Lehman, 77, spent several years there in the mid-2000s running economic development projects for the World Bank and later the U.S. Agency for International Development (USAID). That included working closely with Afghan communities to distribute funding meant to help locals buy resources such as livestock or sewing kits and grow their wealth, she said.
Explaining that she hoped to create opportunities for people who didn’t have them, Lehman said she views her work as a success — pointing to a chamber of commerce founded by Afghan women she knows as one positive outcome.
“Even a small amount of money … will give people a life that they didn’t have before,” she said. “And we did a lot of that.”
Lehman said she returned to Afghanistan on several consulting trips, most recently in March 2019. While acknowledging the stance that U.S. troops couldn’t stay in the country forever, she said she’s worried that under Taliban rule, some progress will be reversed — especially for Afghan women.

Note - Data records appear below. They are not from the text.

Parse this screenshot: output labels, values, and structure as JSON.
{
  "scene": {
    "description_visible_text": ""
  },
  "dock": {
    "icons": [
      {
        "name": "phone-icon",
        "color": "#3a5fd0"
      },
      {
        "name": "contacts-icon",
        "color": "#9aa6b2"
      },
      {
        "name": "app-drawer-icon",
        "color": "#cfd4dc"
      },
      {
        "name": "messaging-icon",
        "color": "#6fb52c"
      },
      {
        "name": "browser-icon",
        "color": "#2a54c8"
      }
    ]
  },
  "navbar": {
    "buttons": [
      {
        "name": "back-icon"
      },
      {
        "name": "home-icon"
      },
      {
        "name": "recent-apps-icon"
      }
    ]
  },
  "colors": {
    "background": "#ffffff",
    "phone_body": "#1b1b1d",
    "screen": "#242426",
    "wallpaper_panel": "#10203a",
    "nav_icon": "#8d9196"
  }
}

“For 20 years, most Afghans were able to live the life of their choosing,” she said. “Whether that’s important enough for us to keep some sort of a minimal force there … that’s above my pay grade. But [it’s] not true anymore.”

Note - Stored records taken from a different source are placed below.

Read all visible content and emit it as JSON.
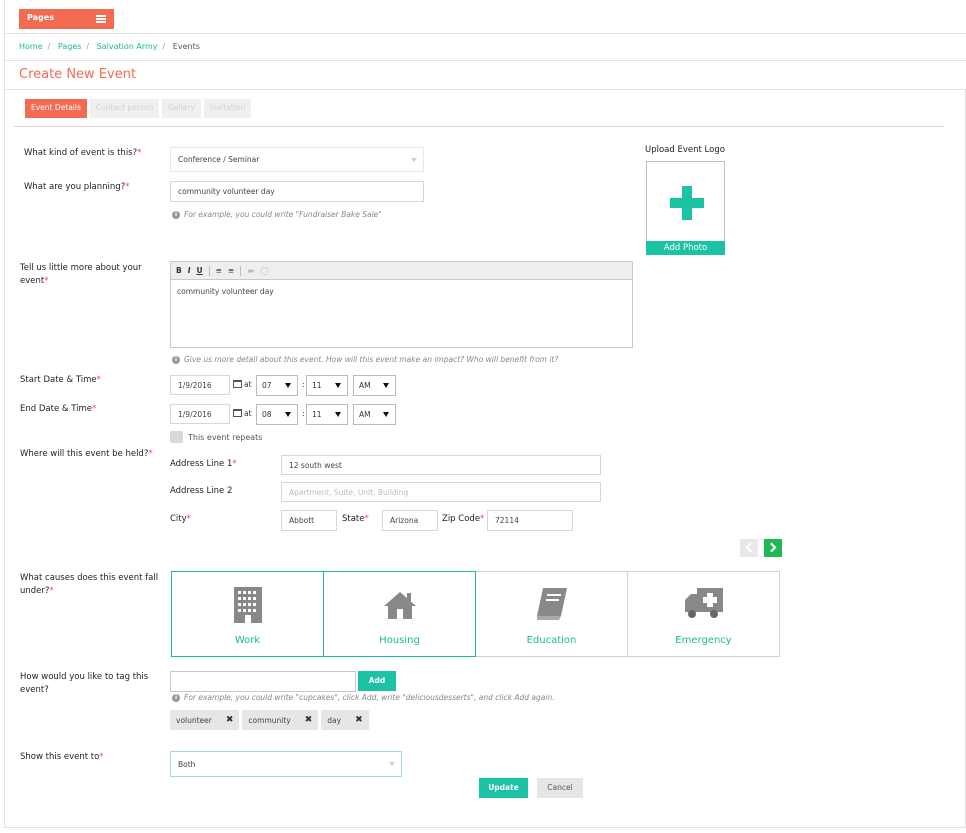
{
  "header": {
    "pages_label": "Pages"
  },
  "breadcrumb": [
    "Home",
    "Pages",
    "Salvation Army",
    "Events"
  ],
  "page_title": "Create New Event",
  "tabs": [
    "Event Details",
    "Contact person",
    "Gallery",
    "Invitation"
  ],
  "form": {
    "event_kind": {
      "label": "What kind of event is this?",
      "value": "Conference / Seminar"
    },
    "planning": {
      "label": "What are you planning?",
      "value": "community volunteer day",
      "hint": "For example, you could write \"Fundraiser Bake Sale\""
    },
    "description": {
      "label_line1": "Tell us little more about your",
      "label_line2": "event",
      "value": "community volunteer day",
      "hint": "Give us more detail about this event. How will this event make an impact? Who will benefit from it?",
      "toolbar": {
        "bold": "B",
        "italic": "I",
        "underline": "U"
      }
    },
    "start": {
      "label": "Start Date & Time",
      "date": "1/9/2016",
      "at": "at",
      "hour": "07",
      "minute": "11",
      "ampm": "AM"
    },
    "end": {
      "label": "End Date & Time",
      "date": "1/9/2016",
      "at": "at",
      "hour": "08",
      "minute": "11",
      "ampm": "AM"
    },
    "repeats_label": "This event repeats",
    "location": {
      "label": "Where will this event be held?",
      "address1_label": "Address Line 1",
      "address1_value": "12 south west",
      "address2_label": "Address Line 2",
      "address2_placeholder": "Apartment, Suite, Unit, Building",
      "city_label": "City",
      "city_value": "Abbott",
      "state_label": "State",
      "state_value": "Arizona",
      "zip_label": "Zip Code",
      "zip_value": "72114"
    },
    "causes": {
      "label_line1": "What causes does this event fall",
      "label_line2": "under?",
      "items": [
        {
          "label": "Work",
          "icon": "building-icon",
          "selected": true
        },
        {
          "label": "Housing",
          "icon": "house-icon",
          "selected": true
        },
        {
          "label": "Education",
          "icon": "book-icon",
          "selected": false
        },
        {
          "label": "Emergency",
          "icon": "ambulance-icon",
          "selected": false
        }
      ]
    },
    "tags": {
      "label_line1": "How would you like to tag this",
      "label_line2": "event?",
      "add_label": "Add",
      "hint": "For example, you could write \"cupcakes\", click Add, write \"deliciousdesserts\", and click Add again.",
      "items": [
        "volunteer",
        "community",
        "day"
      ]
    },
    "visibility": {
      "label": "Show this event to",
      "value": "Both"
    }
  },
  "upload": {
    "title": "Upload Event Logo",
    "button": "Add Photo"
  },
  "actions": {
    "update": "Update",
    "cancel": "Cancel"
  },
  "colors": {
    "accent_coral": "#f26b52",
    "accent_teal": "#1bc3a4",
    "next_green": "#1db954"
  }
}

After immigrating with her husband and daughter to Keene in 2016, one of Lehman’s Afghan colleagues at USAID, Patmana Rafiq Kunary, said Thursday she was surprised how quickly the country’s government fell.
Now living in Portsmouth, she said those developments threaten all the progress made over the past 20 years. Her niece, who was set to begin her final year of medical school in Afghanistan, doesn’t know whether she’ll be able to complete that degree, Kunary said.
“I’m praying that hopefully everything stays the same,” she said.
Lehman said she’s received “heartbreaking” messages in recent weeks from other former colleagues who don’t qualify for U.S. visas. She’s now trying to help some of them obtain refugee status so they can emigrate from the country, she said, lamenting, however, that many of those who fled were the people most committed to improving Afghanistan.
“Not only am I concerned that the Taliban are back in power, but I’m concerned that [the Afghans are] losing their future,” she said.
Hope for a brighter future — at least under U.S. supervision — had already stalled, though, according to some area veterans.
“I don’t think it would’ve helped being there any longer,” said Richmond resident Andrew Sellers, citing corruption in the U.S.-backed Afghan government.
Sellers, 32, joined the Army a few years after graduating from Keene High School and deployed to Afghanistan in 2010. During his 10½-month tour of duty, he said the priority largely seemed to be on winning the “hearts and minds” of the Afghan people, which often meant conducting humanitarian missions like delivering food and water.
Although he had moments of doubts, Sellers said he thinks the U.S. military presence did serve a purpose.
“I don’t think it was all for nothing … If we were able to prevent women from being stoned to death for 20 years, I think that’s a plus.”
Still, he said winning the war in Afghanistan, at least in conventional terms, was impossible — comparing the conflict to the United States’ ruinous efforts in Vietnam.
“We need to stop repeating history … Obviously, you have to be involved in foreign policy to an extent. I don’t know if making home in a foreign country in the middle of a religious conflict is the right idea.”
Twenty years later, Primrose, who retired in 2008 as a staff sergeant and now serves as facility manager at the Keene Family YMCA, said his views on foreign policy have changed. Rather than engaging in so-called “nation-building,” which he argued is costly and often ineffective, he said the U.S. should stick to strictly military operations, such as counterterrorism strikes.
“When I was young, I was all about just waving a big stick and running around,” he said. “As an adult now … all I give a f- — about is here.”
Despite misgivings about U.S. objectives in Afghanistan, though, Primrose noted that there haven’t been any large-scale terrorist attacks on American soil since Sept. 11.
“Even though it’s endless, it’s not fruitless,” he said of the war. “What we went through, it wasn’t for nothing.”